Problem >>
The answer must consist of each line below that contains the word "risadas", copied in full.

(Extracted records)
· · · · ·
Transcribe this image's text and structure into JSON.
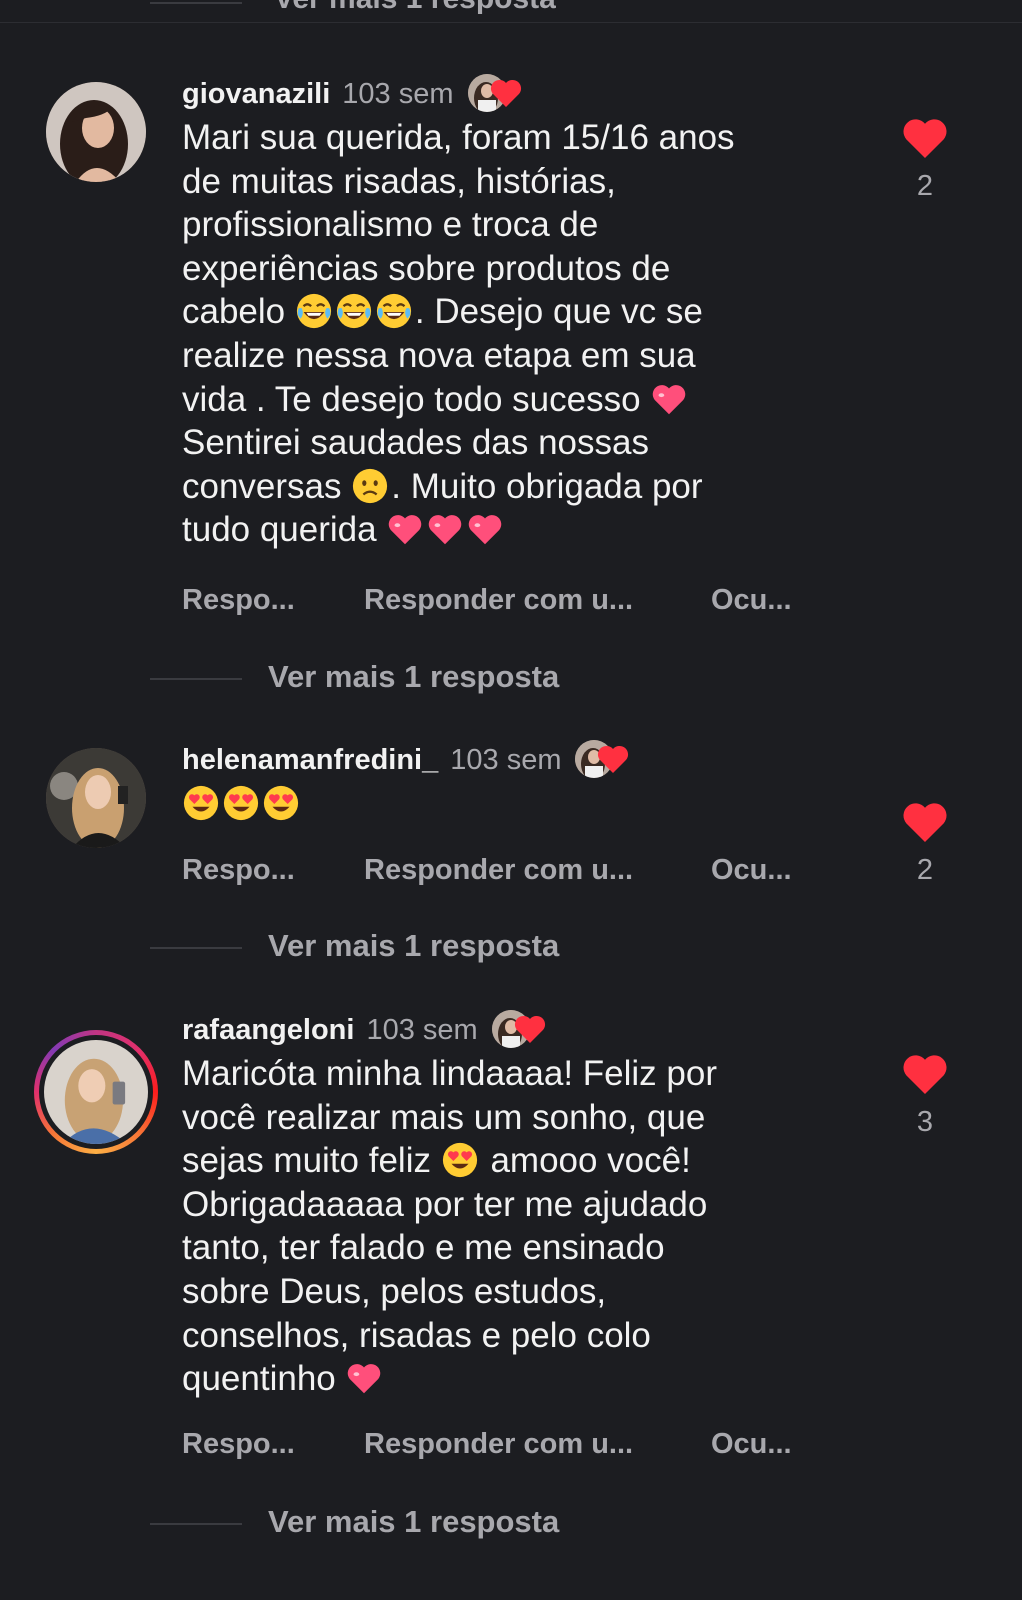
{
  "partial_top": {
    "more_replies": "Ver mais 1 resposta"
  },
  "comments": [
    {
      "username": "giovanazili",
      "time": "103 sem",
      "lines": [
        "Mari sua querida, foram 15/16 anos",
        "de muitas risadas, histórias,",
        "profissionalismo e troca de",
        "experiências sobre produtos de",
        [
          "cabelo ",
          {
            "emoji": "joy"
          },
          {
            "emoji": "joy"
          },
          {
            "emoji": "joy"
          },
          ". Desejo que vc se"
        ],
        "realize nessa nova etapa em sua",
        [
          "vida . Te desejo todo sucesso ",
          {
            "emoji": "pink-heart"
          }
        ],
        "Sentirei saudades das nossas",
        [
          "conversas ",
          {
            "emoji": "frown"
          },
          ". Muito obrigada por"
        ],
        [
          "tudo querida ",
          {
            "emoji": "pink-heart"
          },
          {
            "emoji": "pink-heart"
          },
          {
            "emoji": "pink-heart"
          }
        ]
      ],
      "actions": {
        "reply": "Respo...",
        "react": "Responder com u...",
        "hide": "Ocu..."
      },
      "more_replies": "Ver mais 1 resposta",
      "like_count": "2",
      "story_ring": false
    },
    {
      "username": "helenamanfredini_",
      "time": "103 sem",
      "lines": [
        [
          {
            "emoji": "heart-eyes"
          },
          {
            "emoji": "heart-eyes"
          },
          {
            "emoji": "heart-eyes"
          }
        ]
      ],
      "actions": {
        "reply": "Respo...",
        "react": "Responder com u...",
        "hide": "Ocu..."
      },
      "more_replies": "Ver mais 1 resposta",
      "like_count": "2",
      "story_ring": false
    },
    {
      "username": "rafaangeloni",
      "time": "103 sem",
      "lines": [
        "Maricóta minha lindaaaa! Feliz por",
        "você realizar mais um sonho, que",
        [
          "sejas muito feliz ",
          {
            "emoji": "heart-eyes"
          },
          " amooo você!"
        ],
        "Obrigadaaaaa por ter me ajudado",
        "tanto, ter falado e me ensinado",
        "sobre Deus, pelos estudos,",
        "conselhos, risadas e pelo colo",
        [
          "quentinho ",
          {
            "emoji": "pink-heart"
          }
        ]
      ],
      "actions": {
        "reply": "Respo...",
        "react": "Responder com u...",
        "hide": "Ocu..."
      },
      "more_replies": "Ver mais 1 resposta",
      "like_count": "3",
      "story_ring": true
    }
  ],
  "colors": {
    "background": "#1c1d21",
    "text": "#f2f2f2",
    "muted": "#a8a8ad",
    "like_red": "#ff3040"
  }
}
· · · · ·
Answer box >>
        "de muitas risadas, histórias,",
        "conselhos, risadas e pelo colo",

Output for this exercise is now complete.